INSTRUCTIONS FOR THE TASK -
Could you print the data that follows exactly as given?

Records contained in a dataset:
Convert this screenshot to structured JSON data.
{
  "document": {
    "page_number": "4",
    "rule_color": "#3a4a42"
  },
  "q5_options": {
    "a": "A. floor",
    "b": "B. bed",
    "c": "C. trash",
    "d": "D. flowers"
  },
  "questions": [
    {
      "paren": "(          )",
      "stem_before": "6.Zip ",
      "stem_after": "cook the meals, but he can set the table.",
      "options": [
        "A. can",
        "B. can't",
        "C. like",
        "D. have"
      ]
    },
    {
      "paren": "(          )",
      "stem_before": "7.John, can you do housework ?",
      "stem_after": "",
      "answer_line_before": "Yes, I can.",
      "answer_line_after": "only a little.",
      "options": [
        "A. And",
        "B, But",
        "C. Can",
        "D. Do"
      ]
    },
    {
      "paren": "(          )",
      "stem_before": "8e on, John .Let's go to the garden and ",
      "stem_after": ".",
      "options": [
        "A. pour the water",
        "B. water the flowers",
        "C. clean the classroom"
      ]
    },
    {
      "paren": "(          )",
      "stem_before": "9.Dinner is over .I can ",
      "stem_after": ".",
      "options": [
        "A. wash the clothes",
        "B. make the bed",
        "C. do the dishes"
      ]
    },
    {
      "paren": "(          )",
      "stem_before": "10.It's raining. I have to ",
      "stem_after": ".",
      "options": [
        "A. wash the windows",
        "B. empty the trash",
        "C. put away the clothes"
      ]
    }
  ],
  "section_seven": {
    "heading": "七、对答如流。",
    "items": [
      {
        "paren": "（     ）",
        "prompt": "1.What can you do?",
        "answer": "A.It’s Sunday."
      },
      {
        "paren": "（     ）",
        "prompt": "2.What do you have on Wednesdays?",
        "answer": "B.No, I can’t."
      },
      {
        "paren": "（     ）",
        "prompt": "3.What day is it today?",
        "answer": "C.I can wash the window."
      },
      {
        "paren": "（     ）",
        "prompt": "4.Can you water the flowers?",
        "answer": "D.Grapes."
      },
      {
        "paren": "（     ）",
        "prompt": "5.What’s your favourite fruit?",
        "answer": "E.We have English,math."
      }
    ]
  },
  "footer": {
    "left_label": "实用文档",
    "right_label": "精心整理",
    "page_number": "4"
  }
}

SOLUTION TO THE EXERCISE -
Convert this screenshot to structured JSON data.
{
  "document": {
    "page_number": "4",
    "rule_color": "#3a4a42"
  },
  "q5_options": {
    "a": "A. floor",
    "b": "B. bed",
    "c": "C. trash",
    "d": "D. flowers"
  },
  "questions": [
    {
      "paren": "(          )",
      "stem_before": "6.Zip ",
      "stem_after": "cook the meals, but he can set the table.",
      "options": [
        "A. can",
        "B. can't",
        "C. like",
        "D. have"
      ]
    },
    {
      "paren": "(          )",
      "stem_before": "7.John, can you do housework ?",
      "stem_after": "",
      "answer_line_before": "Yes, I can.",
      "answer_line_after": "only a little.",
      "options": [
        "A. And",
        "B, But",
        "C. Can",
        "D. Do"
      ]
    },
    {
      "paren": "(          )",
      "stem_before": "8e on, John .Let's go to the garden and ",
      "stem_after": ".",
      "options": [
        "A. pour the water",
        "B. water the flowers",
        "C. clean the classroom"
      ]
    },
    {
      "paren": "(          )",
      "stem_before": "9.Dinner is over .I can ",
      "stem_after": ".",
      "options": [
        "A. wash the clothes",
        "B. make the bed",
        "C. do the dishes"
      ]
    },
    {
      "paren": "(          )",
      "stem_before": "10.It's raining. I have to ",
      "stem_after": ".",
      "options": [
        "A. wash the windows",
        "B. empty the trash",
        "C. put away the clothes"
      ]
    }
  ],
  "section_seven": {
    "heading": "七、对答如流。",
    "items": [
      {
        "paren": "（     ）",
        "prompt": "1.What can you do?",
        "answer": "A.It’s Sunday."
      },
      {
        "paren": "（     ）",
        "prompt": "2.What do you have on Wednesdays?",
        "answer": "B.No, I can’t."
      },
      {
        "paren": "（     ）",
        "prompt": "3.What day is it today?",
        "answer": "C.I can wash the window."
      },
      {
        "paren": "（     ）",
        "prompt": "4.Can you water the flowers?",
        "answer": "D.Grapes."
      },
      {
        "paren": "（     ）",
        "prompt": "5.What’s your favourite fruit?",
        "answer": "E.We have English,math."
      }
    ]
  },
  "footer": {
    "left_label": "实用文档",
    "right_label": "精心整理",
    "page_number": "4"
  }
}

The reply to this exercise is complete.